WBUR heard of more than a dozen immigration lawyers in New England who said they had preferred to delay or delay hearings without the federal government's written notice. In many cases, the lawyers only discovered the rescheduling by checking an online portal or by repeatedly calling the court.
And Nader says that sometimes they only find out when they get to the court.
"And that has caused many people who don't know their cases to get stuck because no information comes from the court that travels across state borders many times to show up in a busy courtroom case that doesn't go forward," says she.
Nearly 75 percent of people who have tried before the Boston Immigration Court have lawyers who can find their way around the system. However, according to Nader, those who are not represented are even less likely to be notified.
She fears that many people may live with deportation orders and may not even know after missing a hearing that has been postponed without written notice.
The Executive Office for Immigration Review, which oversees the country's immigration courts, has repeatedly ignored WBUR's requests
Carlos Estrada is a Boston-based immigration lawyer. He says he has never seen so much confusion in Boston's court in his 25-year practice. At this point, he is not sure how to advise a client who lives outside the state.
"He has to book a flight, he needs to take a break from work, we need to know in advance," says Estrada. "We can't go on if we get a tweet the day before the hearing or sometimes the night before the hearing that says, & # 39; Oh, the court is closed tomorrow. & # 39;"
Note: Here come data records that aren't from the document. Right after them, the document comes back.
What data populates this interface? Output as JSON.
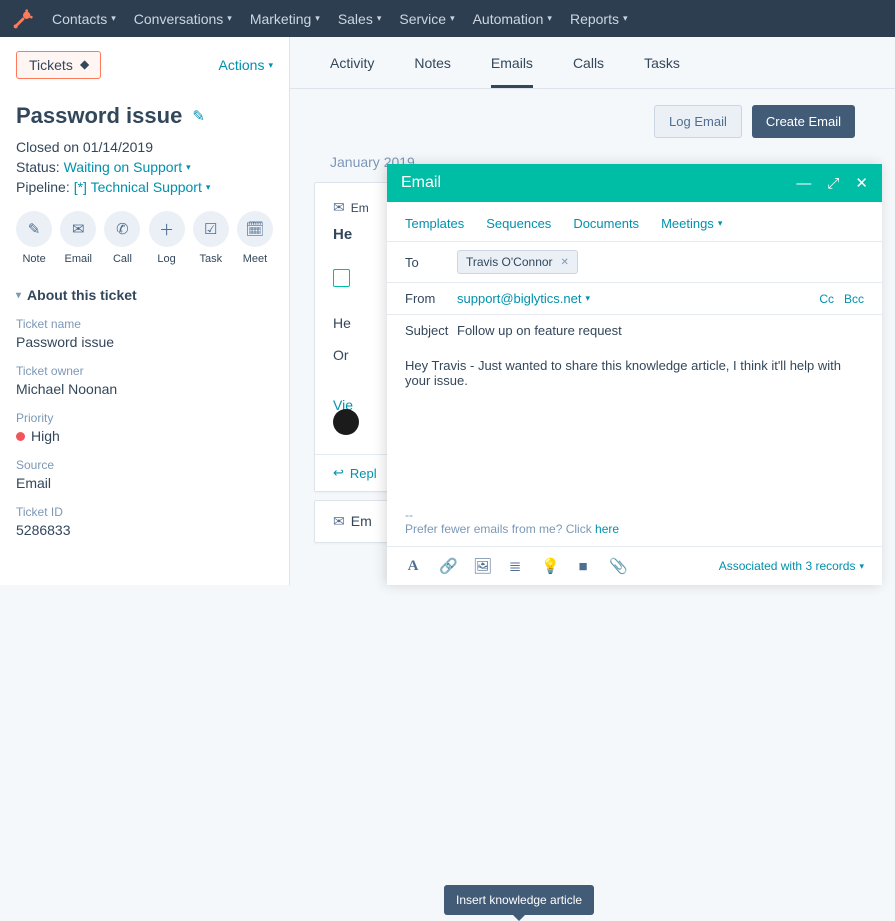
{
  "nav": {
    "items": [
      "Contacts",
      "Conversations",
      "Marketing",
      "Sales",
      "Service",
      "Automation",
      "Reports"
    ]
  },
  "breadcrumb": {
    "tickets_label": "Tickets",
    "actions_label": "Actions"
  },
  "record": {
    "title": "Password issue",
    "closed_text": "Closed on 01/14/2019",
    "status_label": "Status:",
    "status_value": "Waiting on Support",
    "pipeline_label": "Pipeline:",
    "pipeline_value": "[*] Technical Support"
  },
  "quick_actions": [
    {
      "icon": "✎",
      "label": "Note"
    },
    {
      "icon": "✉",
      "label": "Email"
    },
    {
      "icon": "✆",
      "label": "Call"
    },
    {
      "icon": "＋",
      "label": "Log"
    },
    {
      "icon": "☑",
      "label": "Task"
    },
    {
      "icon": "🗓",
      "label": "Meet"
    }
  ],
  "about": {
    "header": "About this ticket",
    "fields": {
      "ticket_name_label": "Ticket name",
      "ticket_name_value": "Password issue",
      "owner_label": "Ticket owner",
      "owner_value": "Michael Noonan",
      "priority_label": "Priority",
      "priority_value": "High",
      "source_label": "Source",
      "source_value": "Email",
      "id_label": "Ticket ID",
      "id_value": "5286833"
    }
  },
  "tabs": {
    "items": [
      "Activity",
      "Notes",
      "Emails",
      "Calls",
      "Tasks"
    ],
    "log_email": "Log Email",
    "create_email": "Create Email"
  },
  "timeline": {
    "month_label": "January 2019",
    "email_prefix": "Em",
    "subject_prefix": "He",
    "body_prefix_1": "He",
    "body_prefix_2": "Or",
    "view_prefix": "Vie",
    "reply_prefix": "Repl",
    "em2_prefix": "Em"
  },
  "email_panel": {
    "title": "Email",
    "tabs": {
      "templates": "Templates",
      "sequences": "Sequences",
      "documents": "Documents",
      "meetings": "Meetings"
    },
    "to_label": "To",
    "to_chip": "Travis O'Connor",
    "from_label": "From",
    "from_value": "support@biglytics.net",
    "cc_label": "Cc",
    "bcc_label": "Bcc",
    "subject_label": "Subject",
    "subject_value": "Follow up on feature request",
    "body": "Hey Travis - Just wanted to share this knowledge article, I think it'll help with your issue.",
    "sig_dash": "--",
    "sig_text": "Prefer fewer emails from me? Click ",
    "sig_link": "here",
    "tooltip": "Insert knowledge article",
    "toolbar_items": [
      "A",
      "link",
      "image",
      "align",
      "bulb",
      "video",
      "attach"
    ],
    "associated_text": "Associated with 3 records"
  }
}
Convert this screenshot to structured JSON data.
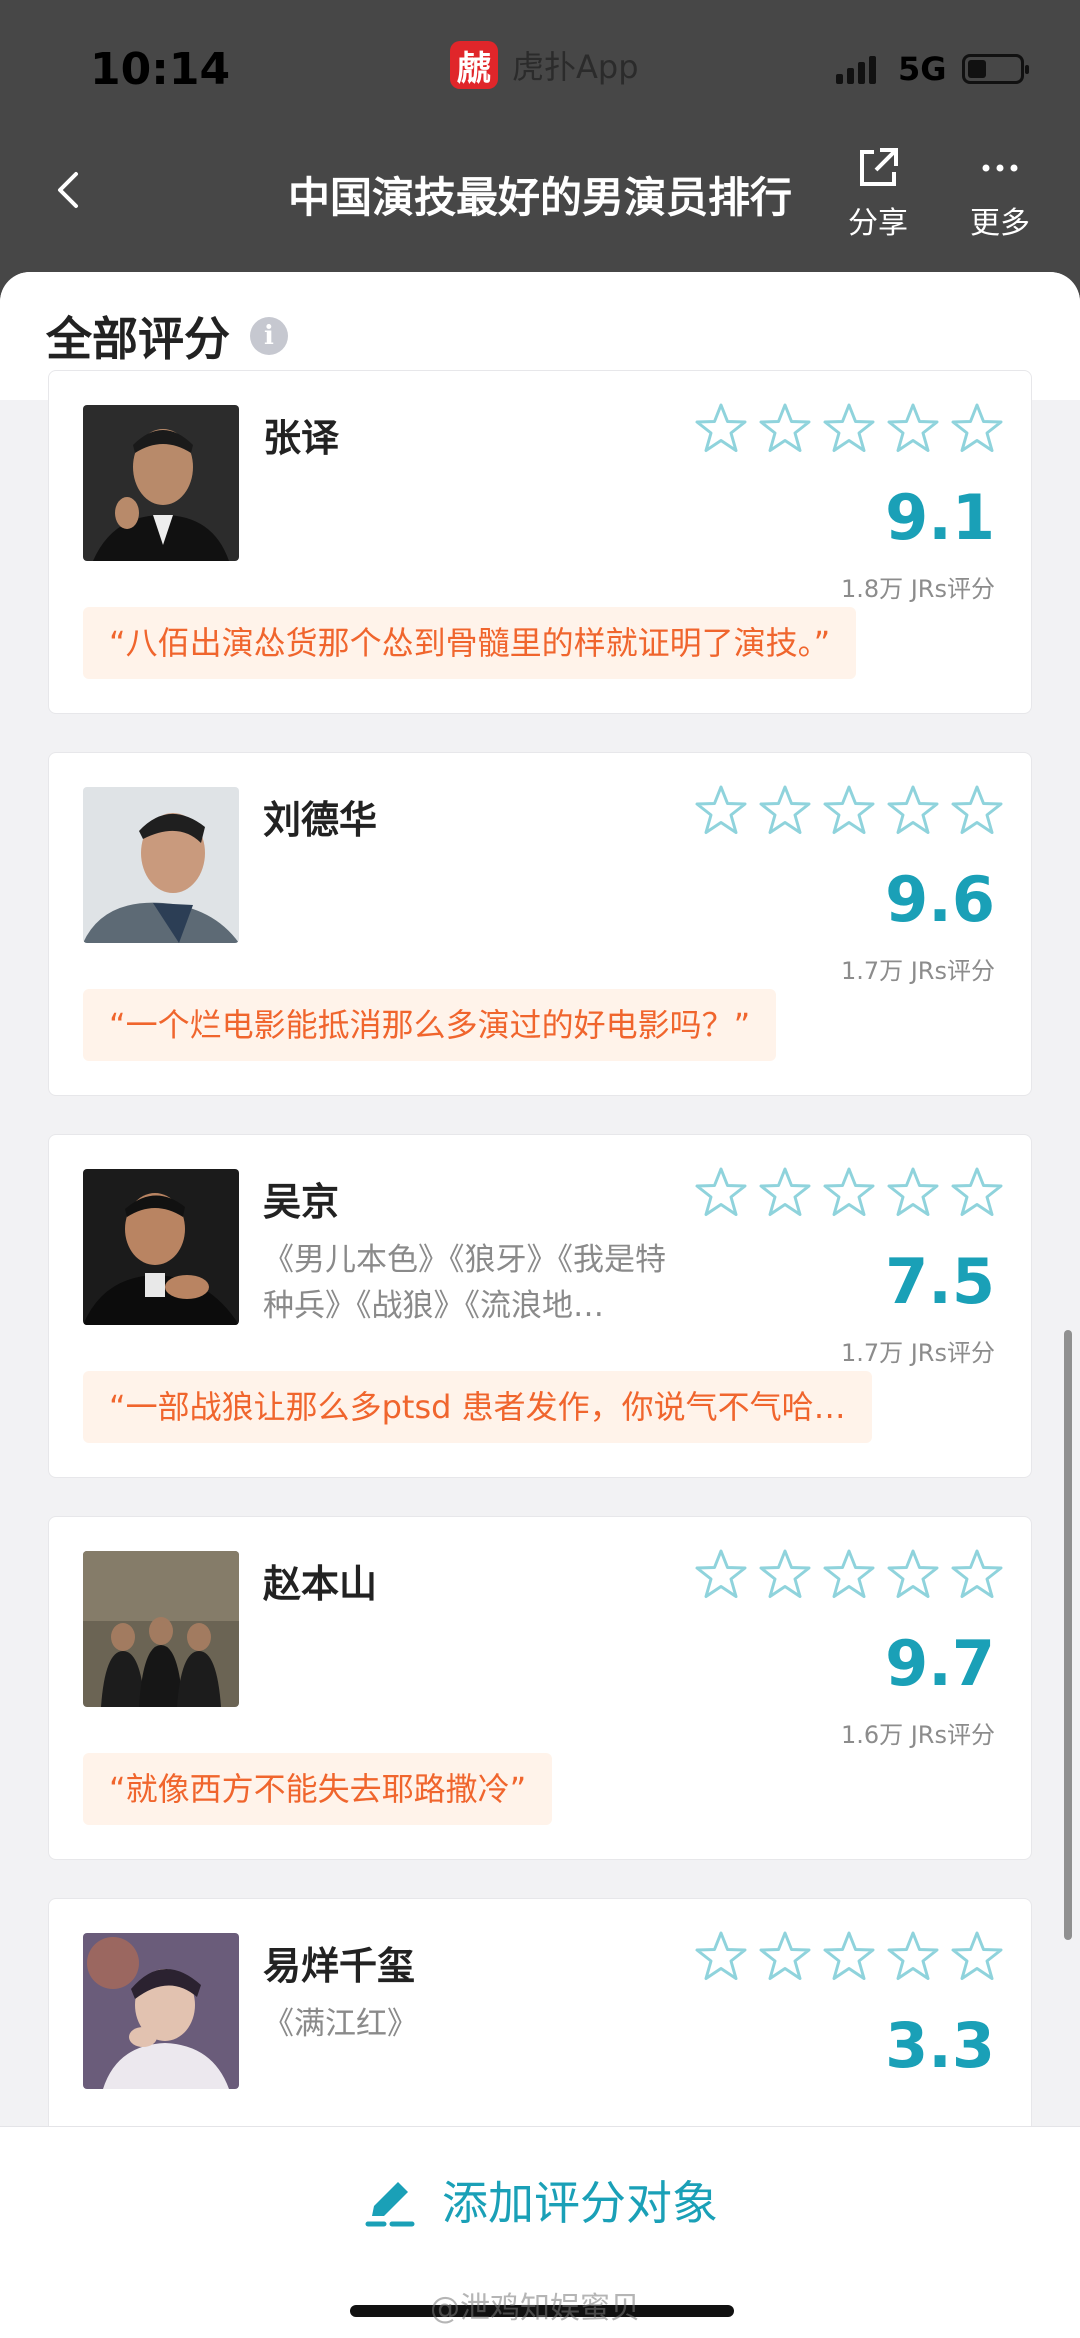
{
  "status_bar": {
    "time": "10:14",
    "app_name": "虎扑App",
    "app_logo_text": "虤",
    "network": "5G",
    "battery_level": 0.35
  },
  "nav": {
    "title": "中国演技最好的男演员排行",
    "share_label": "分享",
    "more_label": "更多"
  },
  "section": {
    "title": "全部评分",
    "info_icon": "i"
  },
  "colors": {
    "accent": "#1aa0b7",
    "quote_text": "#f0652d",
    "quote_bg": "#fff3ea",
    "header_bg": "#474747"
  },
  "cards": [
    {
      "name": "张译",
      "works": "",
      "stars_filled": 0,
      "score": "9.1",
      "count": "1.8万 JRs评分",
      "quote": "“八佰出演怂货那个怂到骨髓里的样就证明了演技。”"
    },
    {
      "name": "刘德华",
      "works": "",
      "stars_filled": 0,
      "score": "9.6",
      "count": "1.7万 JRs评分",
      "quote": "“一个烂电影能抵消那么多演过的好电影吗？”"
    },
    {
      "name": "吴京",
      "works": "《男儿本色》《狼牙》《我是特种兵》《战狼》《流浪地…",
      "stars_filled": 0,
      "score": "7.5",
      "count": "1.7万 JRs评分",
      "quote": "“一部战狼让那么多ptsd 患者发作，你说气不气哈…"
    },
    {
      "name": "赵本山",
      "works": "",
      "stars_filled": 0,
      "score": "9.7",
      "count": "1.6万 JRs评分",
      "quote": "“就像西方不能失去耶路撒冷”"
    },
    {
      "name": "易烊千玺",
      "works": "《满江红》",
      "stars_filled": 0,
      "score": "3.3",
      "count": "",
      "quote": ""
    }
  ],
  "bottom": {
    "add_label": "添加评分对象",
    "watermark": "@泄鸡知娱蜜贝"
  }
}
"We don't know either"
In some cases, the confusion spreads to government law enforcement.
Kira Gagarin, a Framingham-based immigration lawyer, says her client's green card hearing is originally scheduled for April. It was canceled and postponed to June when the court postponed hearings for people who were not currently in federal custody.
A week before the hearing, Gagarin received an email from the prosecutor telling her that he needed more time.
"I received a request from the government to continue the case because they don't have the files," Gagarin said in a statement. "Can you imagine if I came to court to continue a case because I couldn't find a file? I would risk my license."
In the motion, the prosecutor said the court "did not give the Department of Homeland Security enough notice" to receive the file in time for the hearing, and as such "… the Department will file the respondent's alien file with the next hearing don't have. "
According to Gagarin, the inability of the prosecutor to find files on time has been a common problem in the past month.
"The department should be subject to the same level of care as all lawyers. My client has waited for his green card for years, and this unnecessary delay is a violation of his rights," said Gagarin's statement.
The lawyers are not alone in their frustration.
At a public forum hosted by the National Association of Immigration Judges earlier this week, Los Angeles-based immigration judge Ashley Tabaddor told the group of over 1,000 virtual attendees, including many lawyers, that the judges also felt they were in the dark to operate.
"One of the main issues we heard from the questions was: & # 39; well, we don't know what hearings are taking place with these plans to reopen the court. & # 39; I would say we don't know either" said Tabaddor.
Judges and lawyers from the Immigration Service agree that better communication by the federal government would make a major contribution to improving the situation and protecting the right to a fair trial.
But Nader says instead, the focus seems to be on overcoming the court's backlog.
"The court insists on participating in all of its hearings and is not as concerned with people's procedural rights," she says. "What seems to be the most important thing at the moment is to keep the train going and drive the cases forward."
On Tuesday evening, the Immigration Review Bureau tweeted that the Boston court would be closed the next day and gave no explanation as to why, but instructed people to check their website for updates. It seems Boston’s court is now open again.